Public Housing

We have come to an impasse in the negotiations to raise the debt ceiling because of several conceptual errors in our public discourse. These errors were most glaring in the remarks recently delivered by Speaker of the House John Boehner in his response to President Obama. The largest conceptual error is the idea that the government of a constitutional representative democracy is different from the people. Boehner said, "You know I've always believed the bigger the government, the smaller the people."

What does this mean? The government is composed of the people, and if people are paying attention and voting according to their own interests, the government ought to work toward the happiness of the people. The problem is that too many Americans have bought into this conceptual error that the government is some kind of leviathan, a monster that exists to take away their liberties. This is nonsense. A correction of another conceptual error in Boehner's presentation makes my point.

Debra Dean Murphy 06-15-2010

Last month, an encounter between Michelle Obama and a Latina child in a suburban Maryland school brought into sharp relief one of the most pressing issues surrounding U.S.

John Gehring 03-24-2010

While it's generally not worth spilling any ink over Glenn Beck, his recent attacks on churches that preach "social justice" has rightly earned the condemnation of diverse faith leaders

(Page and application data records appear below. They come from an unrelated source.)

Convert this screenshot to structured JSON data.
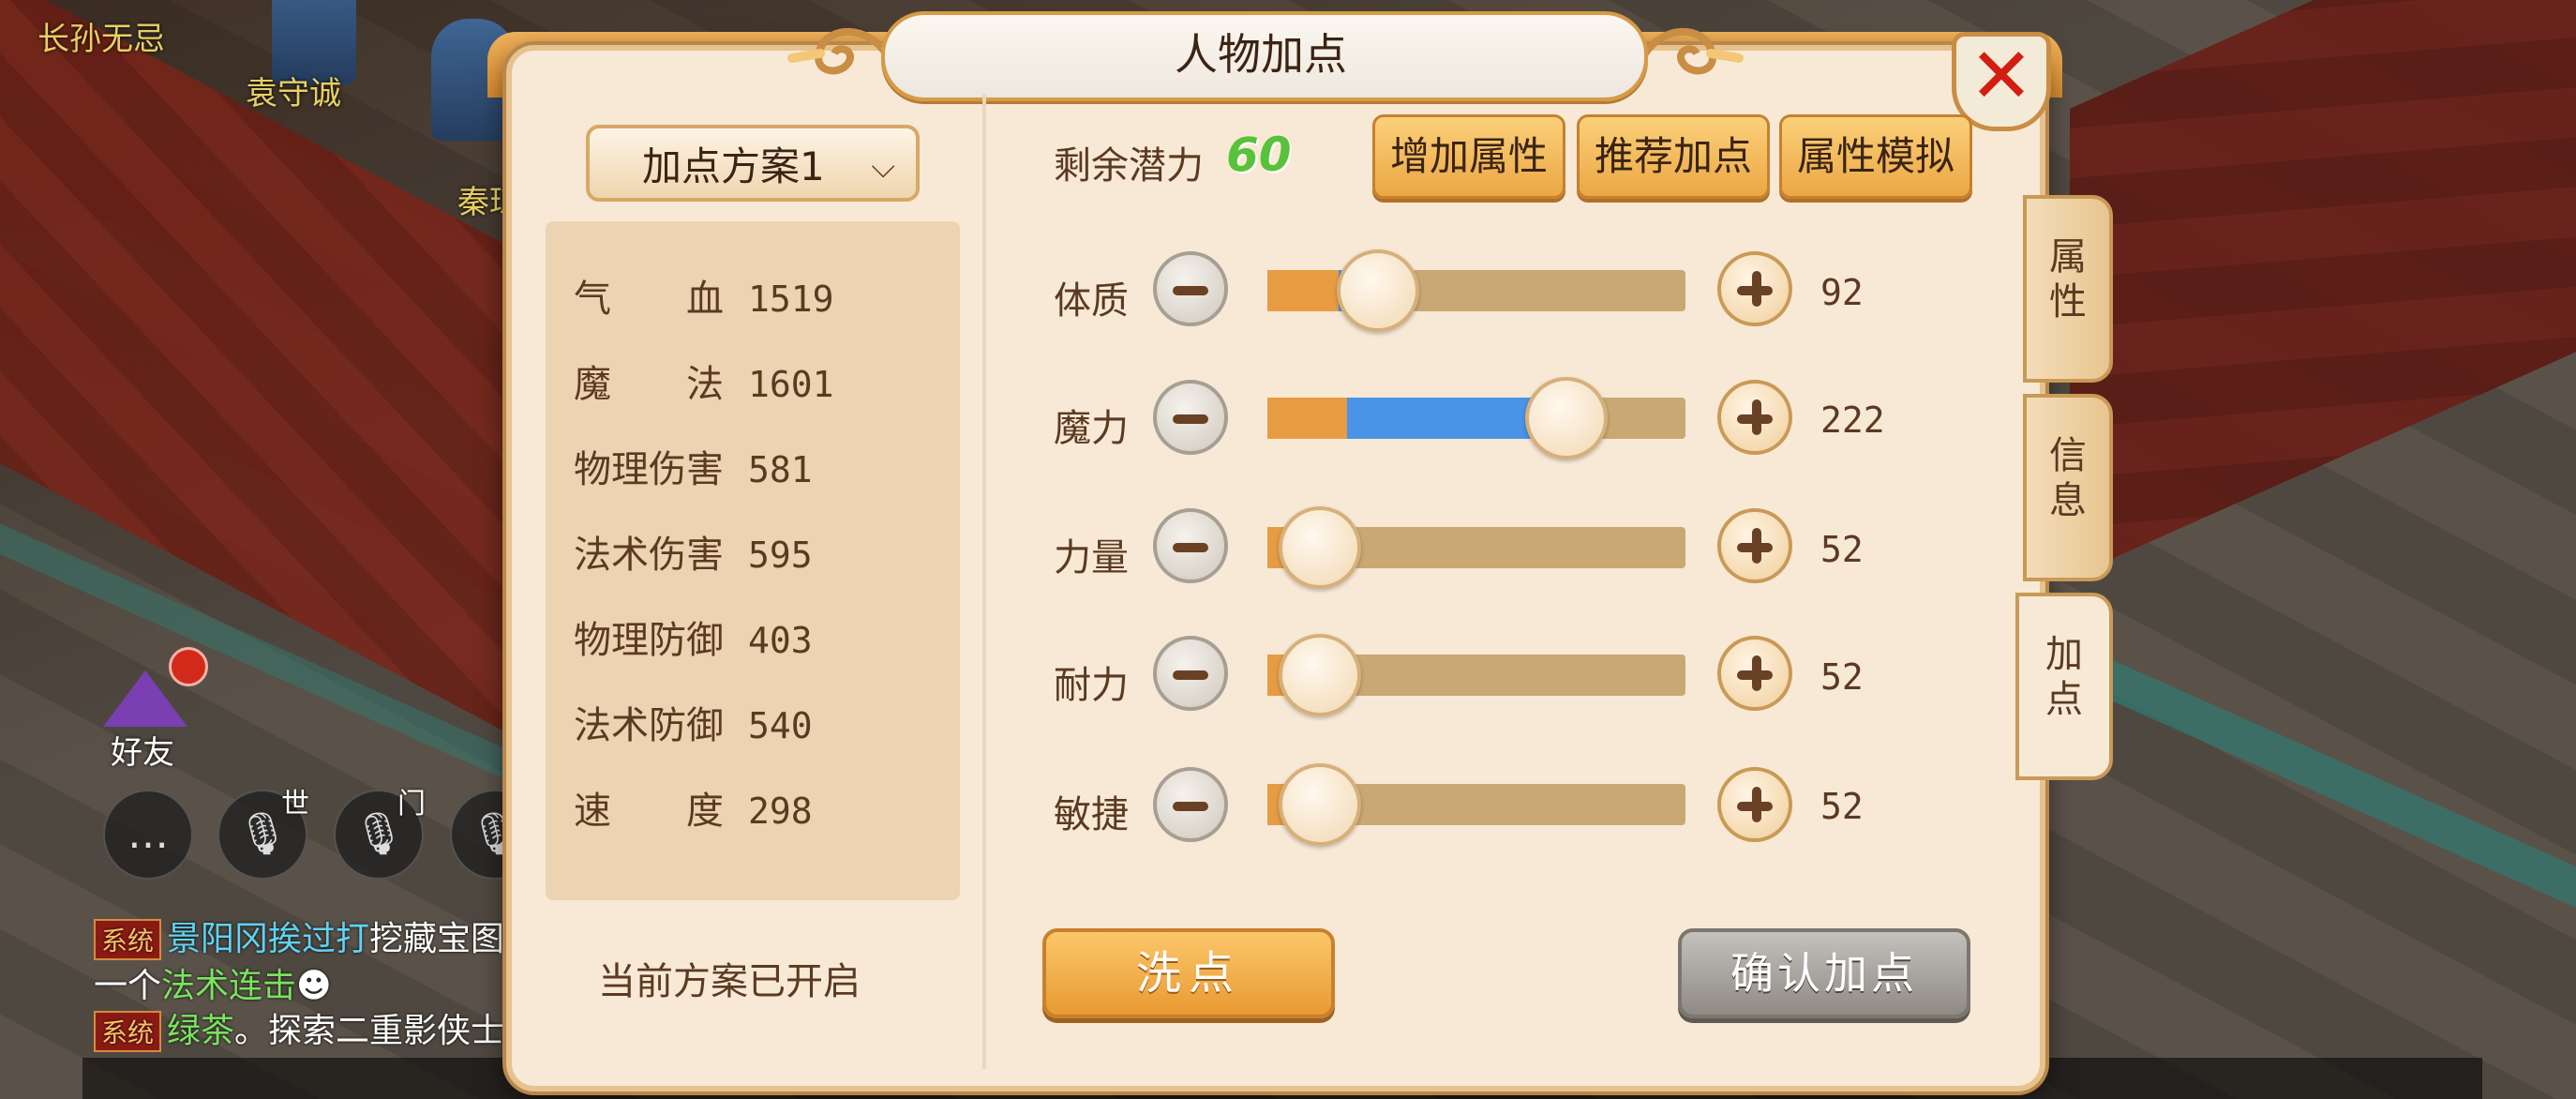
{
  "background": {
    "player_names": [
      "长孙无忌",
      "袁守诚",
      "秦琼"
    ],
    "friend_label": "好友",
    "voice_tags": [
      "世",
      "门"
    ],
    "chat": [
      {
        "tag": "系统",
        "name": "景阳冈挨过打",
        "text": "挖藏宝图"
      },
      {
        "prefix": "一个",
        "highlight": "法术连击",
        "emoji": "☻"
      },
      {
        "tag": "系统",
        "name": "绿茶",
        "text": "。探索二重影侠士"
      }
    ]
  },
  "panel": {
    "title": "人物加点",
    "close_icon": "close-icon",
    "plan_select": {
      "value": "加点方案1",
      "icon": "chevron-down-icon"
    },
    "stats": [
      {
        "label": "气　　血",
        "value": "1519"
      },
      {
        "label": "魔　　法",
        "value": "1601"
      },
      {
        "label": "物理伤害",
        "value": "581"
      },
      {
        "label": "法术伤害",
        "value": "595"
      },
      {
        "label": "物理防御",
        "value": "403"
      },
      {
        "label": "法术防御",
        "value": "540"
      },
      {
        "label": "速　　度",
        "value": "298"
      }
    ],
    "status": "当前方案已开启",
    "remaining_label": "剩余潜力",
    "remaining_value": "60",
    "buttons": {
      "add_attr": "增加属性",
      "recommend": "推荐加点",
      "simulate": "属性模拟",
      "wash": "洗点",
      "confirm": "确认加点"
    },
    "attributes": [
      {
        "label": "体质",
        "value": "92",
        "base_fraction": 0.17,
        "added_fraction": 0.05,
        "knob_fraction": 0.22
      },
      {
        "label": "魔力",
        "value": "222",
        "base_fraction": 0.19,
        "added_fraction": 0.48,
        "knob_fraction": 0.67
      },
      {
        "label": "力量",
        "value": "52",
        "base_fraction": 0.08,
        "added_fraction": 0.0,
        "knob_fraction": 0.08
      },
      {
        "label": "耐力",
        "value": "52",
        "base_fraction": 0.08,
        "added_fraction": 0.0,
        "knob_fraction": 0.08
      },
      {
        "label": "敏捷",
        "value": "52",
        "base_fraction": 0.08,
        "added_fraction": 0.0,
        "knob_fraction": 0.08
      }
    ],
    "side_tabs": [
      {
        "label": "属性",
        "active": false
      },
      {
        "label": "信息",
        "active": false
      },
      {
        "label": "加点",
        "active": true
      }
    ],
    "colors": {
      "base_fill": "#e79c43",
      "added_fill": "#4a93e6",
      "remaining": "#57c23a"
    }
  }
}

It has been over a week since the news story broke of the deadly beating of 16 year old Derrion Albert on Chicago's South
People of faith can celebrate today as the federal minimum wage increases from $6.55 to $7.25 an hour.
Leroy Barber 01-16-2009
This week, for the second time in a few years, I found myself walking the streets of a city talking to pastors and people about how Mission Year could help them recover from a devastating storm.

Despite protests at New Orleans City Hall last December, the city council voted unanimously for a federal plan that will demolish 4,500 public housing units in favor of developing fewer units on a